Strong associations between conduct disorder (CD), antisocial personality disorder (ASPD) and substance use disorders (SUD) seem to reflect a general vulnerability to externalizing behaviors. Recent studies have characterized this vulnerability on a continuous scale, rather than as distinct categories, suggesting that the revision of the Diagnostic and Statistical Manual of Mental Disorders (DSM-5) take into account the underlying continuum of externalizing behaviors. However, most of this research has not included measures of disorders that appear in childhood [e.g., attention-deficit/hyperactivity disorder (ADHD) or oppositional defiant disorder (ODD)], nor has it considered the full range of possibilities for the latent structure of externalizing behaviors, particularly factor mixture models, which allow for a latent factor to have both continuous and categorical dimensions. Finally, the majority of prior studies have not tested multidimensional models. Using lifetime diagnoses of externalizing disorders from participants in the Fast Track Project (n = 715), we analyzed a series of latent variable models ranging from fully continuous factor models to fully categorical mixture models. Continuous models provided the best fit to the observed data and also suggested that a two-factor model of externalizing behavior, defined as (1) ODD+ADHD+CD and (2) SUD with adult antisocial behavior sharing common variance with both factors, was necessary to explain the covariation in externalizing disorders. The two-factor model of externalizing behavior was then replicated using a nationally representative sample drawn from the National Comorbidity Survey-Replication data (n = 5,692). These results have important implications for the conceptualization of externalizing disorders in DSM-5.

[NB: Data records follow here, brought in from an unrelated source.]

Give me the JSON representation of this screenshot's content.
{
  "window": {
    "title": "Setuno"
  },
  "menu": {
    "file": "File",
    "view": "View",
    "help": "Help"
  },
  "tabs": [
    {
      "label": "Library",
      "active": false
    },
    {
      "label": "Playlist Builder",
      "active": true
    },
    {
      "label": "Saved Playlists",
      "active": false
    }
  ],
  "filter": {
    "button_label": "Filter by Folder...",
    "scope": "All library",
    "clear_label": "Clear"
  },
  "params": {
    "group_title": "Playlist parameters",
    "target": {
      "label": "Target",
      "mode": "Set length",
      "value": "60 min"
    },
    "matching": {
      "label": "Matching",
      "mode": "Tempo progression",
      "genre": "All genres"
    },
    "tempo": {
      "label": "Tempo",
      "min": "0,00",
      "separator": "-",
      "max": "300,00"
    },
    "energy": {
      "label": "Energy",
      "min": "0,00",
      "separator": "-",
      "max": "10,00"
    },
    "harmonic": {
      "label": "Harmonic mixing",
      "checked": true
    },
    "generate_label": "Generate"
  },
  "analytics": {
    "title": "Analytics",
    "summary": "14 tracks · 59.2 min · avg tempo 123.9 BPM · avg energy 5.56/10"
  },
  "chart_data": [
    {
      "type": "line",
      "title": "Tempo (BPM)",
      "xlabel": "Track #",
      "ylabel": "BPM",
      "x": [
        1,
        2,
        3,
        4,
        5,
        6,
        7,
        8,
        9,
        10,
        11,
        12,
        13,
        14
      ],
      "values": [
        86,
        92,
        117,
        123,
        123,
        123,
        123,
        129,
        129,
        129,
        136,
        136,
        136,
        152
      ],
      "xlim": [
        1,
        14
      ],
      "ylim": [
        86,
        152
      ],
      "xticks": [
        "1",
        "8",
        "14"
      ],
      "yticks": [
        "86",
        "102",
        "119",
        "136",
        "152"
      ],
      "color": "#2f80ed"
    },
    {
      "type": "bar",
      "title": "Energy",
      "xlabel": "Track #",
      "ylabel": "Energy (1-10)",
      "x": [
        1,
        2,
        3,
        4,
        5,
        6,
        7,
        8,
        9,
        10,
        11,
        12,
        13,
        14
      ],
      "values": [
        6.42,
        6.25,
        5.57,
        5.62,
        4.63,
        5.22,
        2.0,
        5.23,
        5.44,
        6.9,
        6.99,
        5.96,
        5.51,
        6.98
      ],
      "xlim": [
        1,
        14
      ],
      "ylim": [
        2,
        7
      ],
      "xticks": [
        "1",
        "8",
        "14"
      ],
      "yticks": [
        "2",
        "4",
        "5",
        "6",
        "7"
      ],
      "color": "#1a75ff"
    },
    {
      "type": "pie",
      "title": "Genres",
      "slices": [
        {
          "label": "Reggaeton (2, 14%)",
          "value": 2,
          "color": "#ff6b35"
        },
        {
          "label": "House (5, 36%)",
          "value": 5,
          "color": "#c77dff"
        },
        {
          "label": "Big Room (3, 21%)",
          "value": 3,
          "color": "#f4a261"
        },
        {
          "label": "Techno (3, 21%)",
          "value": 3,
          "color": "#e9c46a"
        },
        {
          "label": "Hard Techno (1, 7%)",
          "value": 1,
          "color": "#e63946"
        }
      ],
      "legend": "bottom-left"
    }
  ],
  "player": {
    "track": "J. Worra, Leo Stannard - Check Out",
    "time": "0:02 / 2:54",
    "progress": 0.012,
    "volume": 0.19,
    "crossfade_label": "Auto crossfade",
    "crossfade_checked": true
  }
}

Members of the Conduct Problems Prevention Research Group include Karen L. Bierman (Pennsylvania State University), Kenneth A. Dodge (Duke University), Mark T. Greenberg (Pennsylvania State University), John E. Lochman (University of Alabama), Robert J. McMahon (Simon Fraser University and Child & Family Research Institute), and Ellen E. Pinderhughes (Tufts University)